HONG KONG, October 8- Formal talks between the Hong Kong government and students are set for the end of this week but pro-democracy protesters said Wednesday they were sceptical over what the negotiations would achieve.
While numbers at demonstration sites around the city have dwindled to a few hundred after days of mass rallies to demand fully free elections, those who remain at the barricades say they will not give ground.
“This is an important spot — we should hold on to this regardless of how many people we have,” said Helix Kwok, an 18 year old student who was among a dozen protesters camping outside the Chief Executive’s office Wednesday.
“If we withdraw, the government will then ignore us. With us here, we can react to anything that happens.”
The government complex has been one of the key protest sites and scene of tense standoffs between police and students, with Wednesday’s opening of parliament called off over security fears.
Protesters are demanding “true democracy” after Beijing insisted that it vet candidates for the city’s 2017 leadership elections.
Rising social inequality, the soaring cost of living and distrust of the government is also fuelling discontent, particularly among Hong Kong’s disillusioned youth.
After three rounds of “preparatory talks”, formal talks are now set for Friday afternoon between students and Chief Secretary Carrie Lam — the deputy to Hong Kong’s embattled leader Leung Chun ying.
Pro-democracy organisers had agreed to talks earlier with Lam but called them off last Friday after what they described as “organised attacks” on protesters at the Mong Kok demonstration site.
Student leader Lester Shum said the movement was keen to enter into talks — but voiced concern over underhand tactics.
“We urge Hong Kong officials and Carrie Lam to face the problem of political reform directly, not to use tricks to play us again,” he told reporters late Tuesday night after the date for dialogue was announced by the government.
Those on the streets Wednesday were also reticent over the government’s intentions.
“I’m not very hopeful about the outcome,” said Timothy Sun, 17, who has spent 10 days at the main Admiralty protest site.
“I think the government is going to repeat the same thing as before — instead of accepting our requests such as civil nomination, they say that we’ll have free elections step by step, that sort of thing.
“I am going to stay on. I don’t want this protest to be a failure.”
Demonstrators are facing an increasing public backlash as road diversions due to the occupied sites continue to cause traffic gridlock.

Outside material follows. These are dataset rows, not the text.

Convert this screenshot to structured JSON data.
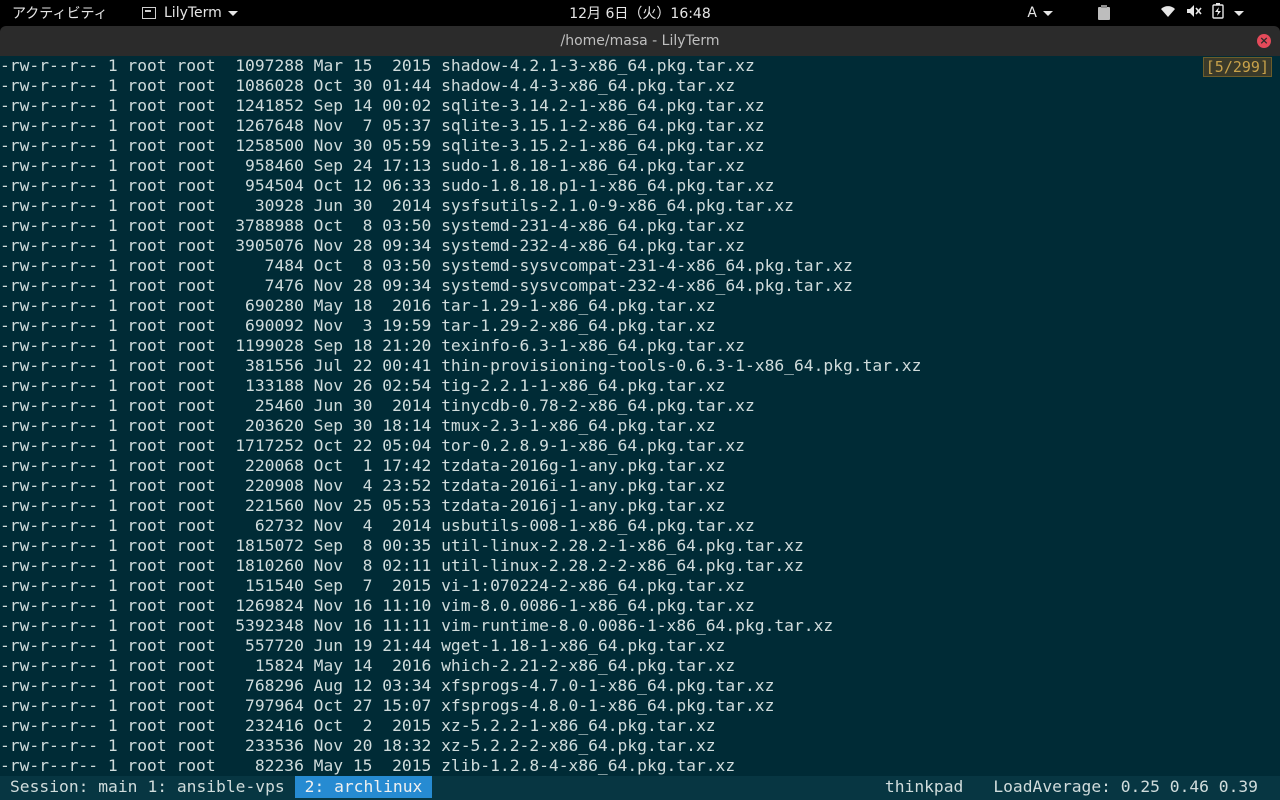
{
  "topbar": {
    "activities": "アクティビティ",
    "app_name": "LilyTerm",
    "clock": "12月  6日（火）16:48",
    "ime": "A",
    "icons": [
      "wifi-icon",
      "volume-muted-icon",
      "battery-charging-icon",
      "power-menu-icon"
    ]
  },
  "window": {
    "title": "/home/masa - LilyTerm",
    "close_glyph": "×"
  },
  "terminal": {
    "position_counter": "[5/299]",
    "lines": [
      "-rw-r--r-- 1 root root  1097288 Mar 15  2015 shadow-4.2.1-3-x86_64.pkg.tar.xz",
      "-rw-r--r-- 1 root root  1086028 Oct 30 01:44 shadow-4.4-3-x86_64.pkg.tar.xz",
      "-rw-r--r-- 1 root root  1241852 Sep 14 00:02 sqlite-3.14.2-1-x86_64.pkg.tar.xz",
      "-rw-r--r-- 1 root root  1267648 Nov  7 05:37 sqlite-3.15.1-2-x86_64.pkg.tar.xz",
      "-rw-r--r-- 1 root root  1258500 Nov 30 05:59 sqlite-3.15.2-1-x86_64.pkg.tar.xz",
      "-rw-r--r-- 1 root root   958460 Sep 24 17:13 sudo-1.8.18-1-x86_64.pkg.tar.xz",
      "-rw-r--r-- 1 root root   954504 Oct 12 06:33 sudo-1.8.18.p1-1-x86_64.pkg.tar.xz",
      "-rw-r--r-- 1 root root    30928 Jun 30  2014 sysfsutils-2.1.0-9-x86_64.pkg.tar.xz",
      "-rw-r--r-- 1 root root  3788988 Oct  8 03:50 systemd-231-4-x86_64.pkg.tar.xz",
      "-rw-r--r-- 1 root root  3905076 Nov 28 09:34 systemd-232-4-x86_64.pkg.tar.xz",
      "-rw-r--r-- 1 root root     7484 Oct  8 03:50 systemd-sysvcompat-231-4-x86_64.pkg.tar.xz",
      "-rw-r--r-- 1 root root     7476 Nov 28 09:34 systemd-sysvcompat-232-4-x86_64.pkg.tar.xz",
      "-rw-r--r-- 1 root root   690280 May 18  2016 tar-1.29-1-x86_64.pkg.tar.xz",
      "-rw-r--r-- 1 root root   690092 Nov  3 19:59 tar-1.29-2-x86_64.pkg.tar.xz",
      "-rw-r--r-- 1 root root  1199028 Sep 18 21:20 texinfo-6.3-1-x86_64.pkg.tar.xz",
      "-rw-r--r-- 1 root root   381556 Jul 22 00:41 thin-provisioning-tools-0.6.3-1-x86_64.pkg.tar.xz",
      "-rw-r--r-- 1 root root   133188 Nov 26 02:54 tig-2.2.1-1-x86_64.pkg.tar.xz",
      "-rw-r--r-- 1 root root    25460 Jun 30  2014 tinycdb-0.78-2-x86_64.pkg.tar.xz",
      "-rw-r--r-- 1 root root   203620 Sep 30 18:14 tmux-2.3-1-x86_64.pkg.tar.xz",
      "-rw-r--r-- 1 root root  1717252 Oct 22 05:04 tor-0.2.8.9-1-x86_64.pkg.tar.xz",
      "-rw-r--r-- 1 root root   220068 Oct  1 17:42 tzdata-2016g-1-any.pkg.tar.xz",
      "-rw-r--r-- 1 root root   220908 Nov  4 23:52 tzdata-2016i-1-any.pkg.tar.xz",
      "-rw-r--r-- 1 root root   221560 Nov 25 05:53 tzdata-2016j-1-any.pkg.tar.xz",
      "-rw-r--r-- 1 root root    62732 Nov  4  2014 usbutils-008-1-x86_64.pkg.tar.xz",
      "-rw-r--r-- 1 root root  1815072 Sep  8 00:35 util-linux-2.28.2-1-x86_64.pkg.tar.xz",
      "-rw-r--r-- 1 root root  1810260 Nov  8 02:11 util-linux-2.28.2-2-x86_64.pkg.tar.xz",
      "-rw-r--r-- 1 root root   151540 Sep  7  2015 vi-1:070224-2-x86_64.pkg.tar.xz",
      "-rw-r--r-- 1 root root  1269824 Nov 16 11:10 vim-8.0.0086-1-x86_64.pkg.tar.xz",
      "-rw-r--r-- 1 root root  5392348 Nov 16 11:11 vim-runtime-8.0.0086-1-x86_64.pkg.tar.xz",
      "-rw-r--r-- 1 root root   557720 Jun 19 21:44 wget-1.18-1-x86_64.pkg.tar.xz",
      "-rw-r--r-- 1 root root    15824 May 14  2016 which-2.21-2-x86_64.pkg.tar.xz",
      "-rw-r--r-- 1 root root   768296 Aug 12 03:34 xfsprogs-4.7.0-1-x86_64.pkg.tar.xz",
      "-rw-r--r-- 1 root root   797964 Oct 27 15:07 xfsprogs-4.8.0-1-x86_64.pkg.tar.xz",
      "-rw-r--r-- 1 root root   232416 Oct  2  2015 xz-5.2.2-1-x86_64.pkg.tar.xz",
      "-rw-r--r-- 1 root root   233536 Nov 20 18:32 xz-5.2.2-2-x86_64.pkg.tar.xz",
      "-rw-r--r-- 1 root root    82236 May 15  2015 zlib-1.2.8-4-x86_64.pkg.tar.xz"
    ]
  },
  "statusbar": {
    "session": "Session: main",
    "windows": [
      {
        "label": "1: ansible-vps",
        "active": false
      },
      {
        "label": "2: archlinux",
        "active": true
      }
    ],
    "host": "thinkpad",
    "load": "LoadAverage: 0.25 0.46 0.39"
  },
  "colors": {
    "terminal_bg": "#002b36",
    "statusbar_bg": "#073642",
    "active_window_bg": "#268bd2",
    "close_button": "#e44a5a"
  }
}
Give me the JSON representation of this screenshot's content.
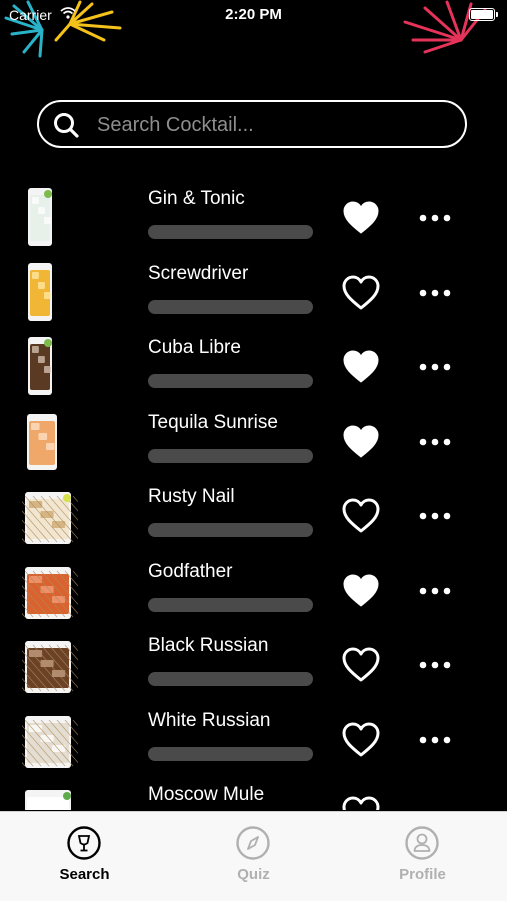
{
  "status_bar": {
    "carrier": "Carrier",
    "time": "2:20 PM"
  },
  "search": {
    "placeholder": "Search Cocktail...",
    "value": "",
    "icon": "search-icon"
  },
  "cocktails": [
    {
      "name": "Gin & Tonic",
      "favorite": true,
      "glass": "highball",
      "liquid": "#e8f0ea",
      "garnish": "lime",
      "ice": "#ffffff"
    },
    {
      "name": "Screwdriver",
      "favorite": false,
      "glass": "highball",
      "liquid": "#f2b636",
      "garnish": "none",
      "ice": "#ffe9a6"
    },
    {
      "name": "Cuba Libre",
      "favorite": true,
      "glass": "highball",
      "liquid": "#5a3a22",
      "garnish": "lime",
      "ice": "#d9c7b5"
    },
    {
      "name": "Tequila Sunrise",
      "favorite": true,
      "glass": "tall",
      "liquid": "#f0a86a",
      "garnish": "none",
      "ice": "#fde2c8"
    },
    {
      "name": "Rusty Nail",
      "favorite": false,
      "glass": "rocks",
      "liquid": "#f1e6cf",
      "garnish": "lemon",
      "ice": "#c9a46a"
    },
    {
      "name": "Godfather",
      "favorite": true,
      "glass": "rocks",
      "liquid": "#d9622f",
      "garnish": "none",
      "ice": "#f4a27d"
    },
    {
      "name": "Black Russian",
      "favorite": false,
      "glass": "rocks",
      "liquid": "#6b4226",
      "garnish": "none",
      "ice": "#caa68a"
    },
    {
      "name": "White Russian",
      "favorite": false,
      "glass": "rocks",
      "liquid": "#e4ddd2",
      "garnish": "none",
      "ice": "#ffffff"
    },
    {
      "name": "Moscow Mule",
      "favorite": false,
      "glass": "mug",
      "liquid": "#ffffff",
      "garnish": "mint",
      "ice": "#ffffff"
    }
  ],
  "tabs": [
    {
      "label": "Search",
      "icon": "cocktail-glass-icon",
      "active": true
    },
    {
      "label": "Quiz",
      "icon": "compass-icon",
      "active": false
    },
    {
      "label": "Profile",
      "icon": "person-icon",
      "active": false
    }
  ],
  "colors": {
    "background": "#000000",
    "active_tab": "#000000",
    "inactive_tab": "#b0b0b0",
    "bar_track": "#4a4a4a",
    "tab_bar_bg": "#f8f8f8"
  }
}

But student leaders have made it clear that protesters will not move out completely until they have achieved their objectives.
The authorities have given no indication of concrete plans to clear the sites and reopen the roads.